> **Work required**:
Return all lines of the records that contain the word "icon".

== Material for this exercise

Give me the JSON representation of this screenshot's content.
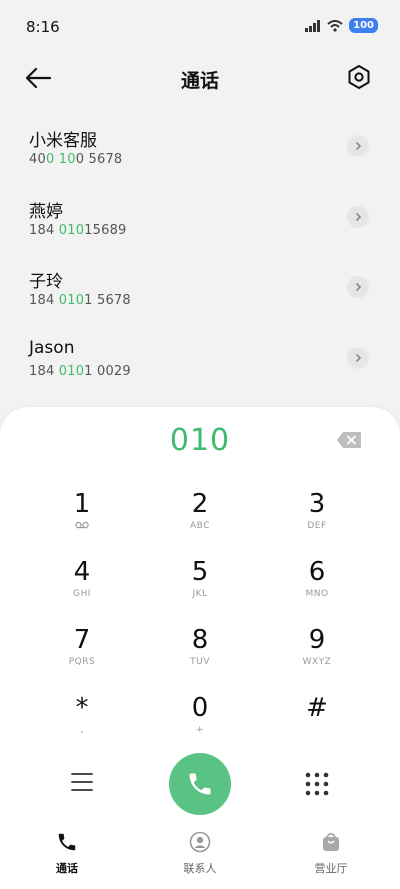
{
  "status": {
    "time": "8:16",
    "battery": "100"
  },
  "header": {
    "title": "通话"
  },
  "contacts": [
    {
      "name": "小米客服",
      "number_parts": [
        "40",
        "0 10",
        "0 5678"
      ]
    },
    {
      "name": "燕婷",
      "number_parts": [
        "184 ",
        "010",
        "15689"
      ]
    },
    {
      "name": "子玲",
      "number_parts": [
        "184 ",
        "010",
        "1 5678"
      ]
    },
    {
      "name": "Jason",
      "number_parts": [
        "184 ",
        "010",
        "1 0029"
      ]
    }
  ],
  "dialer": {
    "input": "010",
    "keys": [
      {
        "digit": "1",
        "letters": ""
      },
      {
        "digit": "2",
        "letters": "ABC"
      },
      {
        "digit": "3",
        "letters": "DEF"
      },
      {
        "digit": "4",
        "letters": "GHI"
      },
      {
        "digit": "5",
        "letters": "JKL"
      },
      {
        "digit": "6",
        "letters": "MNO"
      },
      {
        "digit": "7",
        "letters": "PQRS"
      },
      {
        "digit": "8",
        "letters": "TUV"
      },
      {
        "digit": "9",
        "letters": "WXYZ"
      },
      {
        "digit": "*",
        "letters": ","
      },
      {
        "digit": "0",
        "letters": "+"
      },
      {
        "digit": "#",
        "letters": ""
      }
    ]
  },
  "tabs": [
    {
      "label": "通话",
      "icon": "phone-icon",
      "active": true
    },
    {
      "label": "联系人",
      "icon": "person-icon",
      "active": false
    },
    {
      "label": "营业厅",
      "icon": "shopping-bag-icon",
      "active": false
    }
  ],
  "colors": {
    "accent": "#3fba6e",
    "call_button": "#5ac383",
    "battery": "#3d7ff0"
  }
}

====

> **Solution**:
      "icon": "phone-icon",
      "icon": "person-icon",
      "icon": "shopping-bag-icon",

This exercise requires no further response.